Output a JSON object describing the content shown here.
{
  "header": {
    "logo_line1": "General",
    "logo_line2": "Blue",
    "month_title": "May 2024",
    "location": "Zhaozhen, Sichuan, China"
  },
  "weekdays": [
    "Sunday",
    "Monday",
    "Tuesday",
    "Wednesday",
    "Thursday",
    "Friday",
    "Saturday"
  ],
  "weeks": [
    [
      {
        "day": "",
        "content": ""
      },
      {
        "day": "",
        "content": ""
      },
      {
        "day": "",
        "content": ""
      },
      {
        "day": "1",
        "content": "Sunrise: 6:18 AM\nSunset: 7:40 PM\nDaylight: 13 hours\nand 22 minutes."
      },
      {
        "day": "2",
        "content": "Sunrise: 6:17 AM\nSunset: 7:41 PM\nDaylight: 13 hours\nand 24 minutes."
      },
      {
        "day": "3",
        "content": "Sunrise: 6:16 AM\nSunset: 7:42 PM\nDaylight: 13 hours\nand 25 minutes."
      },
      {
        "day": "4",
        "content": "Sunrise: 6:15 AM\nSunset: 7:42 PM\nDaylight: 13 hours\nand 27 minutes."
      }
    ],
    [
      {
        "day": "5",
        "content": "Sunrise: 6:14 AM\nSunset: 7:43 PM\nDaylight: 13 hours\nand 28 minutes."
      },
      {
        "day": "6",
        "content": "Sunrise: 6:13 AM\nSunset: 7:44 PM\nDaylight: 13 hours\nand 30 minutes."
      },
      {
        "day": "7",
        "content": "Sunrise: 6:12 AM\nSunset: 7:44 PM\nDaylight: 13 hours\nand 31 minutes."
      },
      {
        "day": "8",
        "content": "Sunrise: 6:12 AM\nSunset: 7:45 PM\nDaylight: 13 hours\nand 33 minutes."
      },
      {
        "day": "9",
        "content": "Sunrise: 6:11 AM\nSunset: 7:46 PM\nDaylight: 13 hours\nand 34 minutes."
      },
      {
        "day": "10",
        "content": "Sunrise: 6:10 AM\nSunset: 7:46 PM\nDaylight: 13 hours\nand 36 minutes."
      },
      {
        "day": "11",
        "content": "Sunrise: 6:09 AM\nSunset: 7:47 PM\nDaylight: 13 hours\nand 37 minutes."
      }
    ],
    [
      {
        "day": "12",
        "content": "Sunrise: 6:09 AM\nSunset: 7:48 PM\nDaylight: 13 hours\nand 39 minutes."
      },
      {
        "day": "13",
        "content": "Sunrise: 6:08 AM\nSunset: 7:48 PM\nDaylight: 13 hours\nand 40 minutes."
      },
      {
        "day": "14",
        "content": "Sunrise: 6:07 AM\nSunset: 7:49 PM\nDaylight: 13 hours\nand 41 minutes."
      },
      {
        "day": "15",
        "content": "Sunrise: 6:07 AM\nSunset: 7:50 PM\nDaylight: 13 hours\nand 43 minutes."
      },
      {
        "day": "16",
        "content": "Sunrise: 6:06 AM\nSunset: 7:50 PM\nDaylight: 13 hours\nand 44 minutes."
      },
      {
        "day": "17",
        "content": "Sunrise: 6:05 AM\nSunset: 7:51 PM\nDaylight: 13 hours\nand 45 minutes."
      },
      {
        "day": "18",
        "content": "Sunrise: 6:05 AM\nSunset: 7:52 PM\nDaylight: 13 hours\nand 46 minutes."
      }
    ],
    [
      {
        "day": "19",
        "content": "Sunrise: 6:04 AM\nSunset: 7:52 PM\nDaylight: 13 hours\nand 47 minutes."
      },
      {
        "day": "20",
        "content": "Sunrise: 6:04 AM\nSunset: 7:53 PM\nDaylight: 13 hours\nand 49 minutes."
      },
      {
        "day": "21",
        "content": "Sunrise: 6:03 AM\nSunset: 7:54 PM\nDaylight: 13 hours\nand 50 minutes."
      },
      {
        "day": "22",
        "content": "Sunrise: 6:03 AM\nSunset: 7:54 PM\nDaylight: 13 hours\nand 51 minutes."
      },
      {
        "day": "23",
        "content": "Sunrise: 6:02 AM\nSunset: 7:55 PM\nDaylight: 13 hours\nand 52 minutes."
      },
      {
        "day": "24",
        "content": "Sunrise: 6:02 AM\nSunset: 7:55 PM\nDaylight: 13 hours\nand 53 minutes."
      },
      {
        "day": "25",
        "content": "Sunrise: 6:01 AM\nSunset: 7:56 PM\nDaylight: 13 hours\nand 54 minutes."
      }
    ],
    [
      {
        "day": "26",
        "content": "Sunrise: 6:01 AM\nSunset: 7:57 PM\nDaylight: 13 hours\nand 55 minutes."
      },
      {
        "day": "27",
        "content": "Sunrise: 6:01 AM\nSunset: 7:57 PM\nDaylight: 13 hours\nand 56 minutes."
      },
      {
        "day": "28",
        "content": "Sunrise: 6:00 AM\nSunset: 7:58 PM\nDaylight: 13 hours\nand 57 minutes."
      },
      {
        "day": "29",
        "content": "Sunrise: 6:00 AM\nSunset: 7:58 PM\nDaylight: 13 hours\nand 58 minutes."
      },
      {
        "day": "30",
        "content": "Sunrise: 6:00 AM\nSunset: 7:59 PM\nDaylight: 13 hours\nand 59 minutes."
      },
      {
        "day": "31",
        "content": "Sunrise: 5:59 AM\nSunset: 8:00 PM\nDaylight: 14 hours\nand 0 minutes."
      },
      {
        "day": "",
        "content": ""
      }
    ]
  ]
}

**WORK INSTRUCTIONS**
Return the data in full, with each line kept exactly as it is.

**ANSWER FOR THE TASK**
Output a JSON object describing the content shown here.
{
  "header": {
    "logo_line1": "General",
    "logo_line2": "Blue",
    "month_title": "May 2024",
    "location": "Zhaozhen, Sichuan, China"
  },
  "weekdays": [
    "Sunday",
    "Monday",
    "Tuesday",
    "Wednesday",
    "Thursday",
    "Friday",
    "Saturday"
  ],
  "weeks": [
    [
      {
        "day": "",
        "content": ""
      },
      {
        "day": "",
        "content": ""
      },
      {
        "day": "",
        "content": ""
      },
      {
        "day": "1",
        "content": "Sunrise: 6:18 AM\nSunset: 7:40 PM\nDaylight: 13 hours\nand 22 minutes."
      },
      {
        "day": "2",
        "content": "Sunrise: 6:17 AM\nSunset: 7:41 PM\nDaylight: 13 hours\nand 24 minutes."
      },
      {
        "day": "3",
        "content": "Sunrise: 6:16 AM\nSunset: 7:42 PM\nDaylight: 13 hours\nand 25 minutes."
      },
      {
        "day": "4",
        "content": "Sunrise: 6:15 AM\nSunset: 7:42 PM\nDaylight: 13 hours\nand 27 minutes."
      }
    ],
    [
      {
        "day": "5",
        "content": "Sunrise: 6:14 AM\nSunset: 7:43 PM\nDaylight: 13 hours\nand 28 minutes."
      },
      {
        "day": "6",
        "content": "Sunrise: 6:13 AM\nSunset: 7:44 PM\nDaylight: 13 hours\nand 30 minutes."
      },
      {
        "day": "7",
        "content": "Sunrise: 6:12 AM\nSunset: 7:44 PM\nDaylight: 13 hours\nand 31 minutes."
      },
      {
        "day": "8",
        "content": "Sunrise: 6:12 AM\nSunset: 7:45 PM\nDaylight: 13 hours\nand 33 minutes."
      },
      {
        "day": "9",
        "content": "Sunrise: 6:11 AM\nSunset: 7:46 PM\nDaylight: 13 hours\nand 34 minutes."
      },
      {
        "day": "10",
        "content": "Sunrise: 6:10 AM\nSunset: 7:46 PM\nDaylight: 13 hours\nand 36 minutes."
      },
      {
        "day": "11",
        "content": "Sunrise: 6:09 AM\nSunset: 7:47 PM\nDaylight: 13 hours\nand 37 minutes."
      }
    ],
    [
      {
        "day": "12",
        "content": "Sunrise: 6:09 AM\nSunset: 7:48 PM\nDaylight: 13 hours\nand 39 minutes."
      },
      {
        "day": "13",
        "content": "Sunrise: 6:08 AM\nSunset: 7:48 PM\nDaylight: 13 hours\nand 40 minutes."
      },
      {
        "day": "14",
        "content": "Sunrise: 6:07 AM\nSunset: 7:49 PM\nDaylight: 13 hours\nand 41 minutes."
      },
      {
        "day": "15",
        "content": "Sunrise: 6:07 AM\nSunset: 7:50 PM\nDaylight: 13 hours\nand 43 minutes."
      },
      {
        "day": "16",
        "content": "Sunrise: 6:06 AM\nSunset: 7:50 PM\nDaylight: 13 hours\nand 44 minutes."
      },
      {
        "day": "17",
        "content": "Sunrise: 6:05 AM\nSunset: 7:51 PM\nDaylight: 13 hours\nand 45 minutes."
      },
      {
        "day": "18",
        "content": "Sunrise: 6:05 AM\nSunset: 7:52 PM\nDaylight: 13 hours\nand 46 minutes."
      }
    ],
    [
      {
        "day": "19",
        "content": "Sunrise: 6:04 AM\nSunset: 7:52 PM\nDaylight: 13 hours\nand 47 minutes."
      },
      {
        "day": "20",
        "content": "Sunrise: 6:04 AM\nSunset: 7:53 PM\nDaylight: 13 hours\nand 49 minutes."
      },
      {
        "day": "21",
        "content": "Sunrise: 6:03 AM\nSunset: 7:54 PM\nDaylight: 13 hours\nand 50 minutes."
      },
      {
        "day": "22",
        "content": "Sunrise: 6:03 AM\nSunset: 7:54 PM\nDaylight: 13 hours\nand 51 minutes."
      },
      {
        "day": "23",
        "content": "Sunrise: 6:02 AM\nSunset: 7:55 PM\nDaylight: 13 hours\nand 52 minutes."
      },
      {
        "day": "24",
        "content": "Sunrise: 6:02 AM\nSunset: 7:55 PM\nDaylight: 13 hours\nand 53 minutes."
      },
      {
        "day": "25",
        "content": "Sunrise: 6:01 AM\nSunset: 7:56 PM\nDaylight: 13 hours\nand 54 minutes."
      }
    ],
    [
      {
        "day": "26",
        "content": "Sunrise: 6:01 AM\nSunset: 7:57 PM\nDaylight: 13 hours\nand 55 minutes."
      },
      {
        "day": "27",
        "content": "Sunrise: 6:01 AM\nSunset: 7:57 PM\nDaylight: 13 hours\nand 56 minutes."
      },
      {
        "day": "28",
        "content": "Sunrise: 6:00 AM\nSunset: 7:58 PM\nDaylight: 13 hours\nand 57 minutes."
      },
      {
        "day": "29",
        "content": "Sunrise: 6:00 AM\nSunset: 7:58 PM\nDaylight: 13 hours\nand 58 minutes."
      },
      {
        "day": "30",
        "content": "Sunrise: 6:00 AM\nSunset: 7:59 PM\nDaylight: 13 hours\nand 59 minutes."
      },
      {
        "day": "31",
        "content": "Sunrise: 5:59 AM\nSunset: 8:00 PM\nDaylight: 14 hours\nand 0 minutes."
      },
      {
        "day": "",
        "content": ""
      }
    ]
  ]
}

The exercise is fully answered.